The legendary Scottish manager says that he retired in 2013, after 26 trophy-laden years at Old Trafford, due to the death of his wife’s twin sister
Alex Ferguson has revealed that would have definitely carried on as Manchester United boss were it not for the death of his wife’s sister.
The legendary Scottish manager called time on his tenure in 2013, after winning 38 trophies in 26 glorious years at Old Trafford.
Ferguson’s retirement, at the age of 71, surprised many and the two-time Champions League winner has now admitted that he had no plans to call time on his coaching career until the passing of his wife Cathy’s twin sister, Bridget Robertson, in 2012.
“I definitely would have carried on,” Ferguson told The Telegraph.
“I saw she [Cathy Ferguson] was watching television one night, and she looked up at the ceiling. I knew she was isolated. Her and Bridget were twins, you know?
“But when I told her this time I was going to retire she had no objection whatsoever. I knew she wanted me to do it.”
David Moyes was swiftly appointed as Ferguson’s replacement in May 2013 but his countryman’s reign was short-lived, sacked less than 10 months into a six-year deal after overseeing United’s worst ever Premier League season.
There were suggestions Moyes – since replaced by Louis van Gaal – was left with a declining squad, who had claimed a 20th Premier League title the season prior with Nemanja Vidic, Rio Ferdinand, Patrice Evra and Robin van Persie on board, but Ferguson strongly disagreed.
The 73-year-old added: “Even when I knew I was retiring we still tried to put some things in place, with players coming in.

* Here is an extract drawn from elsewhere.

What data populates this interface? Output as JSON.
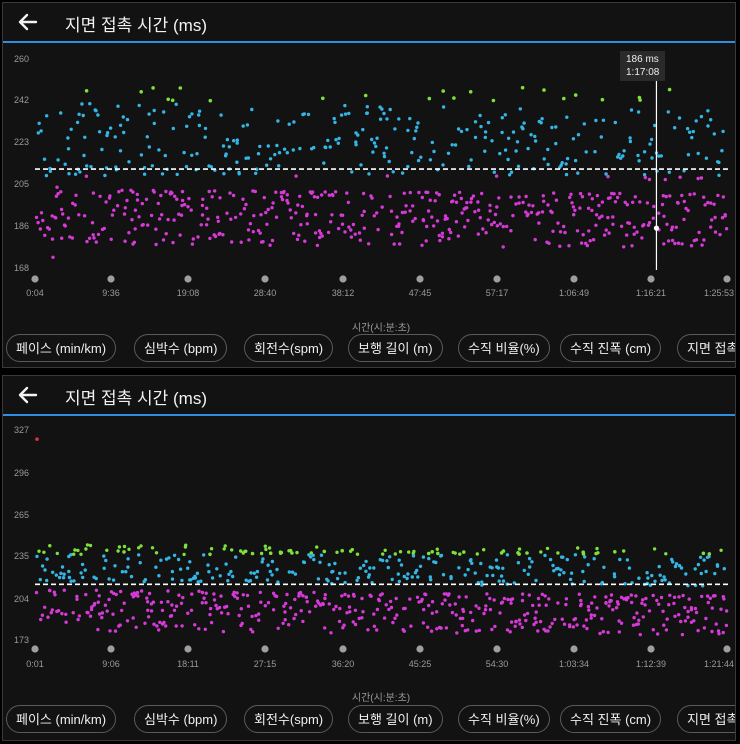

“Like everything I say about Manchester United, the bus was still moving forward. No one was getting left behind. Everyone was optimistic about where we were going.”